- Eli Craig
- Tyler Labine, Alan Tudyk, Katrina Bowden, Jesse Moss
- 86 min.
- Release Date
Director Eli Craig and writer Morgan Jurgenson’s Tucker & Dale vs. Evil takes the familiar horror formula where partying college kids are terrorized by white trash yokels in the middle of nowhere and turns it upside-down. Here, the hillbillies are charming and considerate (and innocent) victims, while the panicked youths allow their misconceptions to trigger a series of bloody accidents, which only furthers their hysteria. Without as many direct movie references as something like Shaun of the Dead, audiences who enjoy horror spoofs will undoubtedly delight in the film’s original satiric concept, as well as the pitch-perfect comic tone captured by Alan Tudyk and Tyler Labine, the title’s respective Tucker and Dale.
Beginning like a dozen or more horror titles you’ve seen, the film opens when an SUV-load of students stop for beer and have an ominous encounter. Looking on, the overweight Dale laments to Tucker about his inability to talk to girls. Tucker tells him no problem—just laugh a lot and be himself. Too nervous to notice he’s carrying a grim reaper-style scythe, Dale musters up the courage and approaches their group, laughing like a nervous maniac, which of course, is misinterpreted as the ravings of an Appalachian inbred. Like us, these college brats have all seen films like Deliverance, The Hills Have Eyes, The Texas Chainsaw Massacre, Wrong Turn, and other examples where hillbillies kidnap and torture yuppie students, so they immediately assume these two yokel-types have nefarious intentions. Not so. Tucker and Dale want only to drink beer, go fishing, and repair the former’s new “summer home,” a fixer-upper cabin in the woods.
That night, as Tucker and Dale quietly fish, insufferable fratboy Chad (Jesse Moss) comes on to Allison (Katrina Bowden), who rejects him and joins the others by the lake. Lowering herself in the water, she slips and knocks herself out cold. As Tucker and Dale rescue her, Allison’s friends only see two rednecks putting her unconscious body into a boat and assume she’s become their latest victim. They organize a rescue plan involving homemade spears and a hatchet, while Dale uses this opportunity to talk to Allison, a country girl at heart. Allison comes to find, as we have long before, that Tucker and Dale may look the part of rednecks, but they’re both reasonably intelligent and compassionate guys who are never depicted as buffoons, just misunderstood. Meanwhile, the duo becomes convinced the students have formed some kind of suicide pact as Chad, driven mad by his cartoonish hatred of hillbillies, plans to systematically hunt and kill Allison’s captors, leading to a number of the college kids accidentally killing themselves.
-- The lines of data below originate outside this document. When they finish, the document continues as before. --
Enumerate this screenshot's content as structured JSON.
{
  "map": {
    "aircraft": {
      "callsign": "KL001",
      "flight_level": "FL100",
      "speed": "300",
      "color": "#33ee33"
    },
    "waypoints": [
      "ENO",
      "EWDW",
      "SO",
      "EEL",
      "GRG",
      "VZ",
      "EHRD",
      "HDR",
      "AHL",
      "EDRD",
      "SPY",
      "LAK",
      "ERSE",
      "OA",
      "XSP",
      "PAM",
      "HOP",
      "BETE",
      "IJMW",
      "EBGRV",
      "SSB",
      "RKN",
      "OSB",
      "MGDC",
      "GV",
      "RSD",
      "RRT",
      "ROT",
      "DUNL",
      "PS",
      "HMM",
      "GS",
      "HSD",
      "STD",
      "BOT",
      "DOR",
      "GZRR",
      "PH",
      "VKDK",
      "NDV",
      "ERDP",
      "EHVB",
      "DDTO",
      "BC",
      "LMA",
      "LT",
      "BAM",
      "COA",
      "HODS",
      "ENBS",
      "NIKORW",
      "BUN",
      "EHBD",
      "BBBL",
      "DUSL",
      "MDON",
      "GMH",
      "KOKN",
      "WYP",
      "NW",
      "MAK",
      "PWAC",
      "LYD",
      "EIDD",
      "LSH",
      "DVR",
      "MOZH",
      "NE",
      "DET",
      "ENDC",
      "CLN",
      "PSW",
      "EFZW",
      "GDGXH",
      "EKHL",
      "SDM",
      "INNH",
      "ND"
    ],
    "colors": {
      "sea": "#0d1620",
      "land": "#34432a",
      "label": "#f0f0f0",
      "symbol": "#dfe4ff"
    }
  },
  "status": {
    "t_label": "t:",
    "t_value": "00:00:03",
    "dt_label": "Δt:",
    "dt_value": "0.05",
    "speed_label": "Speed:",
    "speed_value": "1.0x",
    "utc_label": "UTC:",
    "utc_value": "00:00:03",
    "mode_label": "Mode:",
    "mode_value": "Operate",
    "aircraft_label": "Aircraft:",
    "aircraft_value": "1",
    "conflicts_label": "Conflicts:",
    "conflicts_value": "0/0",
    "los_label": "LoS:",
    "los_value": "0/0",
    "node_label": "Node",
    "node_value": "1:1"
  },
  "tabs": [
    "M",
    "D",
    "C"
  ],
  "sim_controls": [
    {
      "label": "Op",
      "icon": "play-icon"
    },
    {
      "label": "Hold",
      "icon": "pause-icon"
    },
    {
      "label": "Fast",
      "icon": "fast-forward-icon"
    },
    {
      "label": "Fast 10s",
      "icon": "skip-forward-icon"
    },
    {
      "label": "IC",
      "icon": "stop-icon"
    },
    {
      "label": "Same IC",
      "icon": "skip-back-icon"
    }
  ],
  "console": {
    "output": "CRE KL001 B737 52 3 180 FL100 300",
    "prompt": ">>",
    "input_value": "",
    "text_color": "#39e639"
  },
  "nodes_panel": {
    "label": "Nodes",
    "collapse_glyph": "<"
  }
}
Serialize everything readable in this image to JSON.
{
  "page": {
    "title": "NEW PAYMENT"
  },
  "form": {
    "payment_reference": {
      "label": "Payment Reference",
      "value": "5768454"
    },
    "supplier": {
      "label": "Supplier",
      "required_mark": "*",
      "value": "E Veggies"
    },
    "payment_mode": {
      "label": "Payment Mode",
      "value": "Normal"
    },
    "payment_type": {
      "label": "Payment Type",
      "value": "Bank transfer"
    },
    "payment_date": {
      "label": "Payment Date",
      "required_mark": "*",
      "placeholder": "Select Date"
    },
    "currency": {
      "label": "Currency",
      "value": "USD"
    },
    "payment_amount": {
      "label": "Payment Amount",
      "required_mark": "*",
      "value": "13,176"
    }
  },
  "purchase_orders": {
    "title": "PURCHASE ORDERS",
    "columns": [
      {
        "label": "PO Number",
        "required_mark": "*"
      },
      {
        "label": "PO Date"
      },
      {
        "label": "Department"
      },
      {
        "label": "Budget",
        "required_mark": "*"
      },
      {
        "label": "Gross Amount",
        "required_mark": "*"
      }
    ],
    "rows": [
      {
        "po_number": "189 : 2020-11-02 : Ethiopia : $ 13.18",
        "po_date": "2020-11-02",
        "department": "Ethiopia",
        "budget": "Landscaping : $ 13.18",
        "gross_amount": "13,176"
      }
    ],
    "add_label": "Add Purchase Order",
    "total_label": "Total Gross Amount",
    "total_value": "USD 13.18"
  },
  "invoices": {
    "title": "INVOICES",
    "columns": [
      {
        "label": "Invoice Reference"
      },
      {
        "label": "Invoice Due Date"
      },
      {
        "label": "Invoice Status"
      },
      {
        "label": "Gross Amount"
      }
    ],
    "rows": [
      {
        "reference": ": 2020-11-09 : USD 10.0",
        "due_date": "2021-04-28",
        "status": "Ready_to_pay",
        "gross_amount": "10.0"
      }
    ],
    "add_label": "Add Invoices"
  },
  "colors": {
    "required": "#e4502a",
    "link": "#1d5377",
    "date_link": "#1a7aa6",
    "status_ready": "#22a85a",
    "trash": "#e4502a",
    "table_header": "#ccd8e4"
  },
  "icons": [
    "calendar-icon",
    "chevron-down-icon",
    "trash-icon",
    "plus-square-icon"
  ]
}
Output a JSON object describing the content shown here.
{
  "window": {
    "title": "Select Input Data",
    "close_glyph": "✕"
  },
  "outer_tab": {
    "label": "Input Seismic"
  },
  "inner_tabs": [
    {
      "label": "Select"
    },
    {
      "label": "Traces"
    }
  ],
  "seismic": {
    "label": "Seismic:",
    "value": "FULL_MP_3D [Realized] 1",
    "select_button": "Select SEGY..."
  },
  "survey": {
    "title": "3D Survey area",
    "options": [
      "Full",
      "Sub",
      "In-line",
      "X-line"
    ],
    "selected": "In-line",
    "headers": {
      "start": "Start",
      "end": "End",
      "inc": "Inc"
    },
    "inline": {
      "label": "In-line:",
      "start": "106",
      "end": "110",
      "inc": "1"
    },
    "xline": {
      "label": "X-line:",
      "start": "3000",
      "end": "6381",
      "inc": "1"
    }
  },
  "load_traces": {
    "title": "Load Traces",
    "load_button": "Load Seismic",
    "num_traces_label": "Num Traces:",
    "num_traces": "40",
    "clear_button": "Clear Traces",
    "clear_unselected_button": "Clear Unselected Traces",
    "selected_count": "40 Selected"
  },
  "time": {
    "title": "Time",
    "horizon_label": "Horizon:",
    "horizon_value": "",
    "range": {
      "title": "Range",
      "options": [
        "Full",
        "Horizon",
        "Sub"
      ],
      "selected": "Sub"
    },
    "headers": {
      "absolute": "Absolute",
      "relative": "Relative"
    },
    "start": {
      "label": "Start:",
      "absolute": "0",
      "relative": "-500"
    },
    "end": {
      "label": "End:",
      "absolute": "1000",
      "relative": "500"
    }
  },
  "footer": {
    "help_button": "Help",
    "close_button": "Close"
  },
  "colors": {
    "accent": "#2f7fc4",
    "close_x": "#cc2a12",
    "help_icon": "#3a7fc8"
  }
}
The laughs are balanced between the shock of accidental, splattery deaths and the ironic escalation humor driving the film’s series of mix-ups. There’s lots of slapstick concerning chopped-off limbs and buckets of blood, and this reaches its height early on to make way for the third act’s one-on-one confrontation between Dale and Chad, which is decidedly less funny (and grossly over-acted by Moss). What lasts throughout is the comic chemistry between Labine and Tudyk, who make these not-so-stupid characters into a lovable duo that should have their own series of films. In a way, it’s not unlike Abbot and Costello Meet Frankenstein or Abbot and Costello Meet the Mummy. One could envision a whole set of Tucker & Dale vs. BLANK movies and one could hardly argue against seeing this team reunite onscreen.
Although set deep in the Appalachians, the film was shot in crisp digital in Alberta, probably because the filmmakers feared being raped and tortured by actual hillbilly mutants. After this movie, audiences are more likely to fear the more dangerous type: the unbalanced, needlessly aggressive fratboy. Tucker & Dale vs. Evil premiered at the Sundance Film Festival in 2010 and has remained on the festival circuit ever since. After the film spent a curiously extended amount of time traveling, Magnet Releasing picked up the rights and will distribute into limited theatrical release and video-on-demand vendors, where it’s bound to become a cult favorite over time. Within a few years, after the DVD and Blu-rays have sold and audiences have had a chance to discover this film, here’s hoping Craig and Jurgenson return to these characters.